The Brown v. Board of Education case has led to the amelioration of improper, racist practices within the public schools, but the underlying meaning and corollary social implications of the case have tended to be misapplied to the area of deaf education, with many Americans taking the naive view that increased integration of deaf and hearing children in the public schools is a not-to-be-questioned primary goal, i.e., an alleged virtue in and of itself. This misguided view has had very harmful, and even devastating effects in deaf children's upbringing and education, because scattering deaf students and spreading them out among the general population of hearing children and providing them with interpreters only leads to unnecessary effects of isolation, with their physical bodies being present in the classrooms, but their minds being prohibited from experiencing the beneficial effects of the free and 100% open communication available at separate deaf schools and programs. This forced, so-called "inclusion" in the public schools only leads to illusory, not real integration, says Gallyprotest.org. Only a proper focus on the mind, cognitive skills and language enables deaf students' participation as moral equals and fully capable citizens within American society as a whole.
As the current President of Gallaudet, Robert R. Davila, stated in a speech to members of the National Association of the Deaf in 1992 on the topic of PL 94-142: "What is determined an appropriate education for a deaf child is too often driven by the location of the placement, rather than by education and related services specific to the child's particular needs. We are more convinced than ever that this is wrong. You and I know it, and we want to do something about it before we lose a generation of deaf children."
Dr. Davila, in his role as Assistant Secretary at the US Department of Education, was able to stem the tide of the improper placement of deaf children in mainstreamed settings, with the 80-20 mainstreamed/separate-school placement ratio which existed in 1989 having only changed by a few percentage points in the nearly 20 years' time since then, after he was able to lead the Department of Education in adopting new placement rules and guidelines.

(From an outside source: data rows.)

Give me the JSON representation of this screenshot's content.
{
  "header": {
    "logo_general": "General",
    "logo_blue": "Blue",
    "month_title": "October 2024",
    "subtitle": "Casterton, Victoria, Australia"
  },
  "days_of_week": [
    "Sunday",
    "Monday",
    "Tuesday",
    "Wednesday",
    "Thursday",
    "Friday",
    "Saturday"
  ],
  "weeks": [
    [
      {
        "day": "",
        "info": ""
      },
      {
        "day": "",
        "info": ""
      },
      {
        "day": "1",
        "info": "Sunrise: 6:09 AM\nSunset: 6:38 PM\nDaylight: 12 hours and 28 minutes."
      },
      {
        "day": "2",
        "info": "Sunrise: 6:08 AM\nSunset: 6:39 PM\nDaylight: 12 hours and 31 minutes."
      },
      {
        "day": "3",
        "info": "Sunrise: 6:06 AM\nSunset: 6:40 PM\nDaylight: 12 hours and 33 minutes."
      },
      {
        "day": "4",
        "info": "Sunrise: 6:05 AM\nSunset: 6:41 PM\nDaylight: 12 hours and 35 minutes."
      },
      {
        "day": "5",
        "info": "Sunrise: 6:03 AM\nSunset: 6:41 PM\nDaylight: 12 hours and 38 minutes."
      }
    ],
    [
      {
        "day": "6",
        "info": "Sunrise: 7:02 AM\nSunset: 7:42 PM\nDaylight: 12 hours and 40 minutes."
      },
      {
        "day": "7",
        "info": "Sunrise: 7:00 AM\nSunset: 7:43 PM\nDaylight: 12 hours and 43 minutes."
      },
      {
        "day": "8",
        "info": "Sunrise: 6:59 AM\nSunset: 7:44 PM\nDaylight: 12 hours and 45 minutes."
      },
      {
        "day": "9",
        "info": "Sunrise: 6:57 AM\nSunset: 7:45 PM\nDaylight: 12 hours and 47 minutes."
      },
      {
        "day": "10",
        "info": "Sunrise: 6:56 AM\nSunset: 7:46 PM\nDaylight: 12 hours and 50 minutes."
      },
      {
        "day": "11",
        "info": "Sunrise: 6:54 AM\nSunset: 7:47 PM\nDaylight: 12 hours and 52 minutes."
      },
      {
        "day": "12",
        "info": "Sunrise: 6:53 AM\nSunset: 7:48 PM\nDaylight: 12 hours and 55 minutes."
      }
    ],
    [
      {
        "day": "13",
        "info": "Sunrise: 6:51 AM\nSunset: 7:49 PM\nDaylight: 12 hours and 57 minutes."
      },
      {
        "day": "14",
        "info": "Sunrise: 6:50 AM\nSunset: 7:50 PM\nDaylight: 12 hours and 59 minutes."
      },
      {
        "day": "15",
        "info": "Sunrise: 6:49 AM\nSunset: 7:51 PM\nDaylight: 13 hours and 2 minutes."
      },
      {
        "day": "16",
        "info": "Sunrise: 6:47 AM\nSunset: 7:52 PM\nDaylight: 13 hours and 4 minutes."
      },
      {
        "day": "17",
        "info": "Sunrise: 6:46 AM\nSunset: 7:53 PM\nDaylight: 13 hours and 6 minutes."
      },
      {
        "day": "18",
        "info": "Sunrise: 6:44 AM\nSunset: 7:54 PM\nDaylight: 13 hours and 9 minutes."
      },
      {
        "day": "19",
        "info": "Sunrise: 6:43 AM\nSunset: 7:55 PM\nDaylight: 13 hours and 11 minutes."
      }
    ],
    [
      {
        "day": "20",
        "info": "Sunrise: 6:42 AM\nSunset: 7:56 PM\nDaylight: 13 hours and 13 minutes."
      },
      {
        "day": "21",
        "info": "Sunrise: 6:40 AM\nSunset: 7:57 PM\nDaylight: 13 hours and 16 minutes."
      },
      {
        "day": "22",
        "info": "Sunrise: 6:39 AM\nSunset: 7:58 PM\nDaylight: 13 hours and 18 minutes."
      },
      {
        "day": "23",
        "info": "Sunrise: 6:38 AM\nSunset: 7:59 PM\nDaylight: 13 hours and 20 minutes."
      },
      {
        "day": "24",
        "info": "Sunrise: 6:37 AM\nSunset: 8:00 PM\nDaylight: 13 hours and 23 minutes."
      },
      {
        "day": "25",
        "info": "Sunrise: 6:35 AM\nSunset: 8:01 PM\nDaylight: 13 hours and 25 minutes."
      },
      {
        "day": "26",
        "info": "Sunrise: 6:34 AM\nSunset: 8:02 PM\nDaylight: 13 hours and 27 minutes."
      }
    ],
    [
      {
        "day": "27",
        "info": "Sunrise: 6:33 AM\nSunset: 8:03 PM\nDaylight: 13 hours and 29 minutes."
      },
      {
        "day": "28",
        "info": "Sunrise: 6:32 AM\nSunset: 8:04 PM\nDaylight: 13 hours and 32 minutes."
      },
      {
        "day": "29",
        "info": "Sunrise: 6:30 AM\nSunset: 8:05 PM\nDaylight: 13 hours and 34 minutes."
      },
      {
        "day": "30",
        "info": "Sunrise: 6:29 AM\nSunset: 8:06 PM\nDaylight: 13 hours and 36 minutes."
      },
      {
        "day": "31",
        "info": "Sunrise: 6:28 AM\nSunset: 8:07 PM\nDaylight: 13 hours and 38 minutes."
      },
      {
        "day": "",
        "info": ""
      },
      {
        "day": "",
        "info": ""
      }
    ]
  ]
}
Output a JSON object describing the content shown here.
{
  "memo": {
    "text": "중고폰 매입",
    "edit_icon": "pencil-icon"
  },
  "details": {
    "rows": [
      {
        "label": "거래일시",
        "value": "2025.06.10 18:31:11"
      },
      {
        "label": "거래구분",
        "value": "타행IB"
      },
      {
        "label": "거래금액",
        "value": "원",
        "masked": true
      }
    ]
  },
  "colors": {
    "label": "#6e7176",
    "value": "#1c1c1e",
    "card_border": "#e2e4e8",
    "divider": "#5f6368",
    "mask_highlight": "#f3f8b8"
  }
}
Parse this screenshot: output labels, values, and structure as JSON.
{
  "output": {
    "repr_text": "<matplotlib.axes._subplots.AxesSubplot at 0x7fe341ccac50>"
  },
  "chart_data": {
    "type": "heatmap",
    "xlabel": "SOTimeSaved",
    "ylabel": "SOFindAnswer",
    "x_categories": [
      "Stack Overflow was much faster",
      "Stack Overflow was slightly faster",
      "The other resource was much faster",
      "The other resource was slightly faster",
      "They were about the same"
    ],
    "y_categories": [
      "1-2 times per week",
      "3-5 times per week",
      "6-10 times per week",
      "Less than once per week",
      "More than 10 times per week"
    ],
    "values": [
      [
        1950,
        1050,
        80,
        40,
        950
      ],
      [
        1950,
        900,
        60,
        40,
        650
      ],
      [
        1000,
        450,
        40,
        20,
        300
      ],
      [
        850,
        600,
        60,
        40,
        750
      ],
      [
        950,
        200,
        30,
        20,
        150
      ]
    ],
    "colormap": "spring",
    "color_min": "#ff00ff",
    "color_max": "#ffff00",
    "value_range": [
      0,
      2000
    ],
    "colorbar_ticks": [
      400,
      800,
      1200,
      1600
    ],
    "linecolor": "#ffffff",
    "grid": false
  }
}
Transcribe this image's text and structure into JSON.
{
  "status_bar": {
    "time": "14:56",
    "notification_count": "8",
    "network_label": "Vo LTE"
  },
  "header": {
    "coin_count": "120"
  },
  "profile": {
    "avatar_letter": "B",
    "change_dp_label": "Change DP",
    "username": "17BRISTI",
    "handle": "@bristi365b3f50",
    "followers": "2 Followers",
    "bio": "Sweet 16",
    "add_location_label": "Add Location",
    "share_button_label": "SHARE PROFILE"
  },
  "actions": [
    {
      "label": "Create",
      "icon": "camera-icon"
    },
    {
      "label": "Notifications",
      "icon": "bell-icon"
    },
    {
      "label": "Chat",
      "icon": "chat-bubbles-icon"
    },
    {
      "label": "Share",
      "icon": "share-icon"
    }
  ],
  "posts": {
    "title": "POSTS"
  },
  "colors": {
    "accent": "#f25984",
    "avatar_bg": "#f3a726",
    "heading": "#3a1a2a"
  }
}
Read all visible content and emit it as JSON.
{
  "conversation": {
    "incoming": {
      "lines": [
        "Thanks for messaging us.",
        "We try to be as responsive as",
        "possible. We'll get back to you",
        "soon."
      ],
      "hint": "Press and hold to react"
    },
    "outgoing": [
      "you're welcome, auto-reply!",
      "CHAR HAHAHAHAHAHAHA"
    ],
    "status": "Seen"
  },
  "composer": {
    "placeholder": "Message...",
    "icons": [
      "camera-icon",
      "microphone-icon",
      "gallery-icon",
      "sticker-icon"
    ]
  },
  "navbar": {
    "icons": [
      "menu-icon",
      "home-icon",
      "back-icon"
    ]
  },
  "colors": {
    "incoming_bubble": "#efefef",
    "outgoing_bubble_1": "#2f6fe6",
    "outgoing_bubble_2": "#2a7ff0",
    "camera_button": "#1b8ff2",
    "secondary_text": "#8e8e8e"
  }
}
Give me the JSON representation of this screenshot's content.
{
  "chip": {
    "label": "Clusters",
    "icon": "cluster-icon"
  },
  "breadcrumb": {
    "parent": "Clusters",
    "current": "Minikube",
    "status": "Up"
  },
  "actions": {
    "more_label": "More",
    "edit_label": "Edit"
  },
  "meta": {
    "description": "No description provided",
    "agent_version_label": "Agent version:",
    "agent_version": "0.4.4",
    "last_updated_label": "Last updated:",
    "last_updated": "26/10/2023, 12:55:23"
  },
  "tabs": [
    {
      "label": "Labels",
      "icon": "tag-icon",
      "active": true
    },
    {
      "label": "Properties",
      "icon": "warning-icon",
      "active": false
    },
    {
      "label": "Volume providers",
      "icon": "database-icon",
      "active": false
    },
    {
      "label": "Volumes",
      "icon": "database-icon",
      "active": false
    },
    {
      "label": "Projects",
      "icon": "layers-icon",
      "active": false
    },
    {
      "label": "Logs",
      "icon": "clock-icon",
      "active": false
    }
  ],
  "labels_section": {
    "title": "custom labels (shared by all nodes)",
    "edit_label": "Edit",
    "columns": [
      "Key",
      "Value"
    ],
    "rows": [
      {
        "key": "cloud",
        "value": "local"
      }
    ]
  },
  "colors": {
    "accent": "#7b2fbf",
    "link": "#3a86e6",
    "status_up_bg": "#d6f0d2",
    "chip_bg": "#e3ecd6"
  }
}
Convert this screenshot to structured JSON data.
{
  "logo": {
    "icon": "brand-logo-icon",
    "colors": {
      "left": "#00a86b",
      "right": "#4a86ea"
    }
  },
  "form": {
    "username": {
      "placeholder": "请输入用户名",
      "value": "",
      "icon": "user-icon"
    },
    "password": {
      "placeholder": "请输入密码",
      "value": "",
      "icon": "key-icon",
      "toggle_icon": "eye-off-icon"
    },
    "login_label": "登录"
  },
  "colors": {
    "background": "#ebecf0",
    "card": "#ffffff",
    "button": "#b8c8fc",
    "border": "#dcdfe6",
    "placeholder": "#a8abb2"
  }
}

I. King Jordan, on the other hand, who was President of Gallaudet from 1988 to the end of 2006, played an obstructionist role in efforts to improve and reform deaf education. Rather than instituting pro-ASL language policies and championing Gallaudet's traditional role as being the flagship institution within the historic federal-state partnership of residential schools for and of the deaf, Jordan instead continually attempted to re-frame the understanding of Gallaudet's role. Then, when he was challenged about his false framing of the issues, says Gallyprotest.org, he disingenuously accused the accusers of attempting to re-define terms, when actually it was he was who attempting the re-definitions all along.
Cochlear implants are far from being a panacea, with only a small minority of deaf children implanted being able to experience any substantial benefit from them, and even those children would be much better off if they would be allowed to acquire American Sign Language from birth on. Jordan, rather than being able to take the long-term view, and rather than carefully considering the context of current findings of linguistic and cognitive research, instead attempted to implement short-sighted policy changes at Gallaudet in deference to the transitory and dubious research-for-hire-type findings put out by groups such as the Deafness Research Foundation, who have been attempting to push the widespread use of cochlear implants since March of 1999.